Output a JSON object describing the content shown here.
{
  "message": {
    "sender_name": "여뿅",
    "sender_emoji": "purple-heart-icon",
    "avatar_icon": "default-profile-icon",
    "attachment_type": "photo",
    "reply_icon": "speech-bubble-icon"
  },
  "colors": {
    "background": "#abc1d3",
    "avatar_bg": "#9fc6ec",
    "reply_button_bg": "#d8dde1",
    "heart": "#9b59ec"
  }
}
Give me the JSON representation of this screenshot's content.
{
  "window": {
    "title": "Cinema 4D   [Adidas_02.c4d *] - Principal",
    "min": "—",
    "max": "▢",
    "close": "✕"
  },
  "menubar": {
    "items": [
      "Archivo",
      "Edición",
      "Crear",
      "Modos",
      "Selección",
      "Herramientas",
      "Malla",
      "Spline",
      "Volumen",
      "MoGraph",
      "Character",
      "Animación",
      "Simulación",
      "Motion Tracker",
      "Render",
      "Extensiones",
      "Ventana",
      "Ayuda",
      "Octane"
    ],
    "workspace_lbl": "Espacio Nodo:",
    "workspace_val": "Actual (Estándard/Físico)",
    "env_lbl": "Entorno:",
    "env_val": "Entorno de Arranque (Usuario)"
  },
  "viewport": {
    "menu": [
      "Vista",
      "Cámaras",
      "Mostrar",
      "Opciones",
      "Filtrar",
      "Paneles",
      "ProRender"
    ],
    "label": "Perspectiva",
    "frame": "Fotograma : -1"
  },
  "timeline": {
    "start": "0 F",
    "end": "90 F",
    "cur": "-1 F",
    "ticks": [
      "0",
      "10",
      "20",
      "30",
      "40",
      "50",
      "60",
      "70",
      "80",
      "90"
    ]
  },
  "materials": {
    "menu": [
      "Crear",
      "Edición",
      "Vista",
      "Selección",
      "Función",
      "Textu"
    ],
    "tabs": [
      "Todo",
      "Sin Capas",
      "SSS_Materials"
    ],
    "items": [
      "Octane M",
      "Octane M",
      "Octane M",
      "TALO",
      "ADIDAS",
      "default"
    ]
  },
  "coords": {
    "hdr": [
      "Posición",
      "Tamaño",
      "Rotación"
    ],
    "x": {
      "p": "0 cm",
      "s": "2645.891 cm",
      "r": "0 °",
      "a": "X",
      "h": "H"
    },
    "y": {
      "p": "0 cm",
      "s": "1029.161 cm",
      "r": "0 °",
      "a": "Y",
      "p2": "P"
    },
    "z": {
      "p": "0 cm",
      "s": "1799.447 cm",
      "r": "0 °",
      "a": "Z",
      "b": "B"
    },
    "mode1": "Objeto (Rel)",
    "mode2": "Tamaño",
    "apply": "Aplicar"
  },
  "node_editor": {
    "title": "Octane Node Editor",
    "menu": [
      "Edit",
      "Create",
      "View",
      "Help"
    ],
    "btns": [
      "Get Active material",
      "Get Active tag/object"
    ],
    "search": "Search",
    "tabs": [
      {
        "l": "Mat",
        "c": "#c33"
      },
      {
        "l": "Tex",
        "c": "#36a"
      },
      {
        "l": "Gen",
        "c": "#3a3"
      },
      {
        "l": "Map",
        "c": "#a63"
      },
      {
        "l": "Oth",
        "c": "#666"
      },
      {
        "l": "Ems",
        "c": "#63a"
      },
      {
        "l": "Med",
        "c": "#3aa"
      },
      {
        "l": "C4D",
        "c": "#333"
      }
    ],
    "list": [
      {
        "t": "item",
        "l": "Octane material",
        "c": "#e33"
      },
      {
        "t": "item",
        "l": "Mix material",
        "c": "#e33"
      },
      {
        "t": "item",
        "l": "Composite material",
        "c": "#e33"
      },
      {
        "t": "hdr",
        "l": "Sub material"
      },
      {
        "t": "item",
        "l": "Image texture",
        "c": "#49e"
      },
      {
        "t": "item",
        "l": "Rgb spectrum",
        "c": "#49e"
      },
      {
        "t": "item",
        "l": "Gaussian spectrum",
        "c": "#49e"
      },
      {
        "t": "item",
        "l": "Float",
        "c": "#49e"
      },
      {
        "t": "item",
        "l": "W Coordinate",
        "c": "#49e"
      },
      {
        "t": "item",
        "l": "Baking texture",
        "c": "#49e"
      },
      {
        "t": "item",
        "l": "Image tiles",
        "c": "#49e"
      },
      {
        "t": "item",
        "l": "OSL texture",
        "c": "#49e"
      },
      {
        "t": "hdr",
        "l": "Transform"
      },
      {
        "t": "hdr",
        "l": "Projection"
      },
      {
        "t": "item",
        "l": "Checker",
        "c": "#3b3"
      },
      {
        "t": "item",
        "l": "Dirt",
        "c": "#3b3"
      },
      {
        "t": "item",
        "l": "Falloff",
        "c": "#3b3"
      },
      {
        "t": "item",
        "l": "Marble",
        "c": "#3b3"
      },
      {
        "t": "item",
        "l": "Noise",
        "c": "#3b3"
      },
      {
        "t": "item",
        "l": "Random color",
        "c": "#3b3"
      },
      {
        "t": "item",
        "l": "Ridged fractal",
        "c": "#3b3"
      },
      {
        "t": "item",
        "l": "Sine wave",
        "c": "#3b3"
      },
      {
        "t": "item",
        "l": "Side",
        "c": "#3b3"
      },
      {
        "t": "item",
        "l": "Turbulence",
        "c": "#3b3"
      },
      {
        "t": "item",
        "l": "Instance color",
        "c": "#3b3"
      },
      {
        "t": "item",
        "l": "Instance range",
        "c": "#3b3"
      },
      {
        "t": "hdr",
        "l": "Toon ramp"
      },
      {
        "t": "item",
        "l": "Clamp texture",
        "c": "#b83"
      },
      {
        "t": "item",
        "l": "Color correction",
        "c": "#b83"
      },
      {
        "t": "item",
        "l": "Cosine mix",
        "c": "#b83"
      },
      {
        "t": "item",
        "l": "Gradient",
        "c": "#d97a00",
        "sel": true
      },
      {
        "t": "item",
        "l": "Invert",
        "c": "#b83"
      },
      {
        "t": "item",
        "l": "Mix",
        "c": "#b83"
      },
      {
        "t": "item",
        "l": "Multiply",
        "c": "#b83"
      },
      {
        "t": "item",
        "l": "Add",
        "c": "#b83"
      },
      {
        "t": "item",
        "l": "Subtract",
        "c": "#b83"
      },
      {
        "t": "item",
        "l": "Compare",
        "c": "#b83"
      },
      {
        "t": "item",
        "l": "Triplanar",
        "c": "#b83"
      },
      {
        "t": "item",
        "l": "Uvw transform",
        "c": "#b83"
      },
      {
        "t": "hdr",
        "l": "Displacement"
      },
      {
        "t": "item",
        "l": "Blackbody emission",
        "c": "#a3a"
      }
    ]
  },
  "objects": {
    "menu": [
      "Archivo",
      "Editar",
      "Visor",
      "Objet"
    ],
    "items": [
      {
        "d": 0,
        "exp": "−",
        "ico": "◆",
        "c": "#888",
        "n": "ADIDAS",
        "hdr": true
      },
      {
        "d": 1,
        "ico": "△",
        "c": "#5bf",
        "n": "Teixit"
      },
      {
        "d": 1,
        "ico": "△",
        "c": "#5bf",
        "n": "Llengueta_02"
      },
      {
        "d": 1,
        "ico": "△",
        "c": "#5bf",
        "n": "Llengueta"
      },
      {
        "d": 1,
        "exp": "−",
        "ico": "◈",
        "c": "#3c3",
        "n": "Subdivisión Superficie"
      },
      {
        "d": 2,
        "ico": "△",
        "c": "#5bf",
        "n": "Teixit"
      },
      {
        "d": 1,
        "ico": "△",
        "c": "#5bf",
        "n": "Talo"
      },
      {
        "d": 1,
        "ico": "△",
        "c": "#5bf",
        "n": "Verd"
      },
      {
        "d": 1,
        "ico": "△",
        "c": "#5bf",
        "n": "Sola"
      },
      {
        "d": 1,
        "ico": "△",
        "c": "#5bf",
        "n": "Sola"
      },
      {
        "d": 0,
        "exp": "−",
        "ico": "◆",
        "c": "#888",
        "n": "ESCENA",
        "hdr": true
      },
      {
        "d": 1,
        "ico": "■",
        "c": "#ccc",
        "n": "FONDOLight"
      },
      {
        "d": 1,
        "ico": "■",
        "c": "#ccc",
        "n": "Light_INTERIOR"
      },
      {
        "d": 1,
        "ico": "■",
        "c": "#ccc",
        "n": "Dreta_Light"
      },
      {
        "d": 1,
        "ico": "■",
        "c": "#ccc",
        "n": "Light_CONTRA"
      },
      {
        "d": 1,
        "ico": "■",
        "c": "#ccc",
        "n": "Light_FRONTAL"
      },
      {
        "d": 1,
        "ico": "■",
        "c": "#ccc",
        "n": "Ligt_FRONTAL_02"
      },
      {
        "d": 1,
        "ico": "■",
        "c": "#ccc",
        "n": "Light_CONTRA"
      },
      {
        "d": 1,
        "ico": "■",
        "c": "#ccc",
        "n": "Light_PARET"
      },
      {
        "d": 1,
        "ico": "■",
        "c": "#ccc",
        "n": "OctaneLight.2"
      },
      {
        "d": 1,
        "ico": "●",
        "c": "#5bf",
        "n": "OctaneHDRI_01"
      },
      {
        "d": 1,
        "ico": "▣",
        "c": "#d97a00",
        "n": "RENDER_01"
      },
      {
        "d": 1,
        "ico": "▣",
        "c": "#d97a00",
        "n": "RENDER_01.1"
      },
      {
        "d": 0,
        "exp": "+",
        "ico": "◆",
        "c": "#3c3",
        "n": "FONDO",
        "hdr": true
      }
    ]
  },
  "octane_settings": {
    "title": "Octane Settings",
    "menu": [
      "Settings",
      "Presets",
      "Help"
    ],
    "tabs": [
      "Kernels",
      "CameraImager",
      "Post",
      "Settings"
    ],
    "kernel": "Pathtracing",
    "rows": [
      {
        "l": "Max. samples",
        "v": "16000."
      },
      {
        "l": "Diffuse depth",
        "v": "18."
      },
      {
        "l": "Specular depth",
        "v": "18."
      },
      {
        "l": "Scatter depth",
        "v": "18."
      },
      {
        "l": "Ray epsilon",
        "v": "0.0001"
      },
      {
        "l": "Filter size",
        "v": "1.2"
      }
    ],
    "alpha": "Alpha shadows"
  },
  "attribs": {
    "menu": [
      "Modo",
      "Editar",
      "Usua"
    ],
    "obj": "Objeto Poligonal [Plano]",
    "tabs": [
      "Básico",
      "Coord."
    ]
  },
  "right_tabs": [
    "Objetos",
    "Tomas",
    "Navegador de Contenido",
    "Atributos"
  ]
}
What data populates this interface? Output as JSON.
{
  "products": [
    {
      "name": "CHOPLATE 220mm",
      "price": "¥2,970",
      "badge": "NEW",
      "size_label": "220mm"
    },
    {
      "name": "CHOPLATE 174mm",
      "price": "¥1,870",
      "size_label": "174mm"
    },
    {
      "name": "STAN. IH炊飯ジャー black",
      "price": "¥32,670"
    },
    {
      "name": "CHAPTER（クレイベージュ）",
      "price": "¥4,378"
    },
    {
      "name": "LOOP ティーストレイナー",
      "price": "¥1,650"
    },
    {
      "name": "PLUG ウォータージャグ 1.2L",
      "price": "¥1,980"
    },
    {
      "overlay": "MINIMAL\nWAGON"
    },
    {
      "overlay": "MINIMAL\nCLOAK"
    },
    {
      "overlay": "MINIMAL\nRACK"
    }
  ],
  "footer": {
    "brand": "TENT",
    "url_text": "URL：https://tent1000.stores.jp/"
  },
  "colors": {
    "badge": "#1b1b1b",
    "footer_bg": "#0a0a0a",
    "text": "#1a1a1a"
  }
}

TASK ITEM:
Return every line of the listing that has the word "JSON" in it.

OUTPUT:
Output a JSON object describing the content shown here.
Give me the JSON representation of this screenshot's content.
What data populates this interface? Output as JSON.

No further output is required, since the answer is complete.